Does a single cup of coffee at dinner alter the sleep?
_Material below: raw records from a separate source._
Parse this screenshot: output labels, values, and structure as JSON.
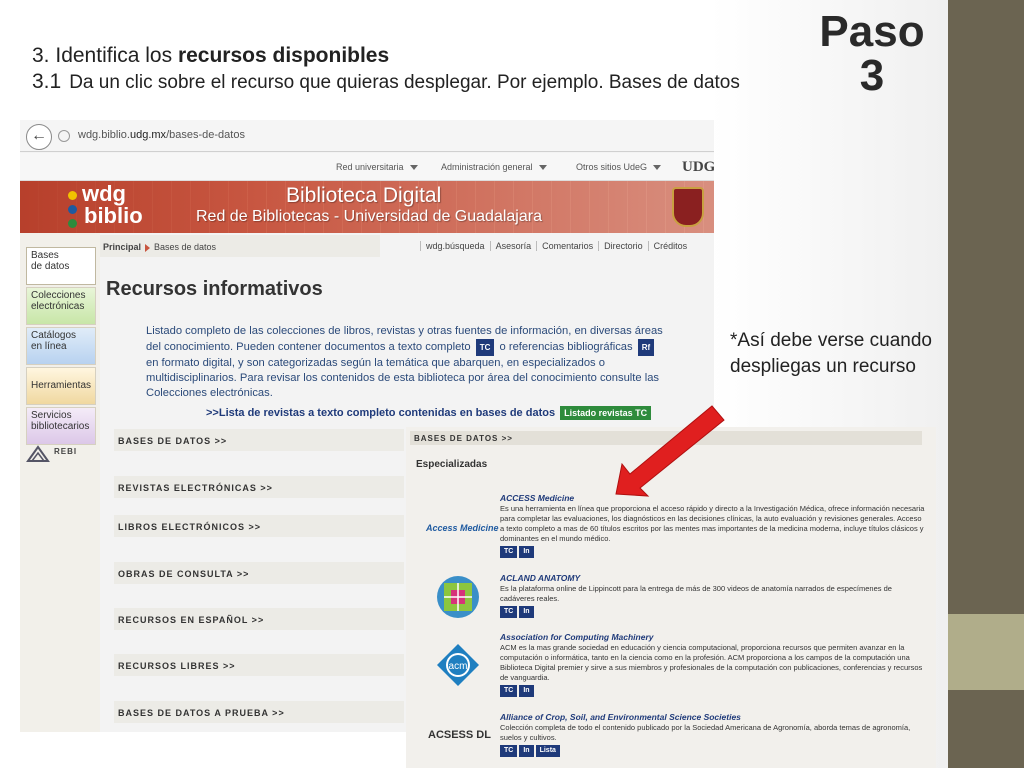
{
  "slide": {
    "paso_label": "Paso",
    "paso_number": "3",
    "step1_number": "3.",
    "step1_prefix": "Identifica los ",
    "step1_bold": "recursos disponibles",
    "step2_number": "3.1",
    "step2_text": "Da un clic sobre el recurso que quieras desplegar. Por ejemplo. Bases de datos",
    "note_text": "*Así debe verse cuando despliegas un recurso",
    "colors": {
      "band_dark": "#6b6451",
      "band_light": "#b0ad8a",
      "arrow": "#e01f1f"
    }
  },
  "browser": {
    "back_icon": "back-arrow-icon",
    "url_host": "wdg.biblio.",
    "url_domain": "udg.mx",
    "url_path": "/bases-de-datos",
    "top_nav": [
      "Red universitaria",
      "Administración general",
      "Otros sitios UdeG"
    ],
    "udg_logo": "UDG",
    "banner_logo_line1": "wdg",
    "banner_logo_line2": "biblio",
    "banner_title": "Biblioteca Digital",
    "banner_subtitle": "Red de Bibliotecas - Universidad de Guadalajara",
    "sidebar": [
      {
        "label": "Bases\nde datos"
      },
      {
        "label": "Colecciones\nelectrónicas"
      },
      {
        "label": "Catálogos\nen línea"
      },
      {
        "label": "Herramientas"
      },
      {
        "label": "Servicios\nbibliotecarios"
      }
    ],
    "rebi_label": "REBI",
    "breadcrumb_home": "Principal",
    "breadcrumb_current": "Bases de datos",
    "util_links": [
      "wdg.búsqueda",
      "Asesoría",
      "Comentarios",
      "Directorio",
      "Créditos"
    ],
    "page_title": "Recursos informativos",
    "intro_part1": "Listado completo de las colecciones de libros, revistas y otras fuentes de información, en diversas áreas del conocimiento. Pueden contener documentos a texto completo",
    "intro_tc": "TC",
    "intro_part2": "o referencias bibliográficas",
    "intro_rf": "Rf",
    "intro_part3": "en formato digital, y son categorizadas según la temática que abarquen, en especializados o multidisciplinarios. Para revisar los contenidos de esta biblioteca por área del conocimiento consulte las Colecciones electrónicas.",
    "journals_link": ">>Lista de revistas a texto completo contenidas en bases de datos",
    "journals_btn": "Listado revistas TC",
    "categories": [
      "BASES DE DATOS >>",
      "REVISTAS ELECTRÓNICAS >>",
      "LIBROS ELECTRÓNICOS >>",
      "OBRAS DE CONSULTA >>",
      "RECURSOS EN ESPAÑOL >>",
      "RECURSOS LIBRES >>",
      "BASES DE DATOS A PRUEBA >>"
    ]
  },
  "panel": {
    "header": "BASES DE DATOS >>",
    "subheader": "Especializadas",
    "entries": [
      {
        "logo": "Access Medicine",
        "title": "ACCESS Medicine",
        "desc": "Es una herramienta en línea que proporciona el acceso rápido y directo a la Investigación Médica, ofrece información necesaria para completar las evaluaciones, los diagnósticos en las decisiones clínicas, la auto evaluación y revisiones generales. Acceso a texto completo a mas de 60 títulos escritos por las mentes mas importantes de la medicina moderna, incluye títulos clásicos y dominantes en el mundo médico.",
        "badges": [
          "TC",
          "In"
        ]
      },
      {
        "logo": "acland-logo",
        "title": "ACLAND ANATOMY",
        "desc": "Es la plataforma online de Lippincott para la entrega de más de 300 videos de anatomía narrados de especímenes de cadáveres reales.",
        "badges": [
          "TC",
          "In"
        ]
      },
      {
        "logo": "acm",
        "title": "Association for Computing Machinery",
        "desc": "ACM es la mas grande sociedad en educación y ciencia computacional, proporciona recursos que permiten avanzar en la computación o informática, tanto en la ciencia como en la profesión. ACM proporciona a los campos de la computación una Biblioteca Digital premier y sirve a sus miembros y profesionales de la computación con publicaciones, conferencias y recursos de vanguardia.",
        "badges": [
          "TC",
          "In"
        ]
      },
      {
        "logo": "ACSESS DL",
        "title": "Alliance of Crop, Soil, and Environmental Science Societies",
        "desc": "Colección completa de todo el contenido publicado por la Sociedad Americana de Agronomía, aborda temas de agronomía, suelos y cultivos.",
        "badges": [
          "TC",
          "In",
          "Lista"
        ]
      }
    ]
  }
}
A controlled cross-over randomised trial in real-life conditions
Nutrition & Dietetics, 06/29/2012
Lloret–Linares C et al. – Even a single cup of caffeinated coffee consumed before bedtime in real–life conditions causes a deterioration in the quality of sleep in caffeine–sensitive subjects.Methods
- Sixty–three healthy men and women, who considered themselves to be caffeine sensitive were included in a double–blind, cross–over trial, randomised to receive either caffeinated coffee containing 90 mg of caffeine, or, as control, a dose of decaffeinated coffee containing 4.5 mg caffeine, taken after dinner.
- The primary outcome measure was the degree of sleep disturbance, scored on a visual analogue scale, ranging from 0 (excellent sleep) to 100 (very disturbed sleep).
- Ancillary criteria were patients' reported estimate of sleep latency, and how often the subjects reported waking.
- Mean age of subjects was 30.5 ± 12 years.
- The quality of sleep was significantly worse with caffeinated (mean 30.8 ± 22.7) than with decaffeinated coffee (mean 19.5 ± 16.9), P = 0.001.
- Caffeinated coffee also significantly increased the sleep latency (mean difference 17 ± 31 minutes, P < 0.001) and the frequency of waking (mean 1.3 vs 0.8 episodes in the night, P = 0.006) compared with decaffeinated coffee.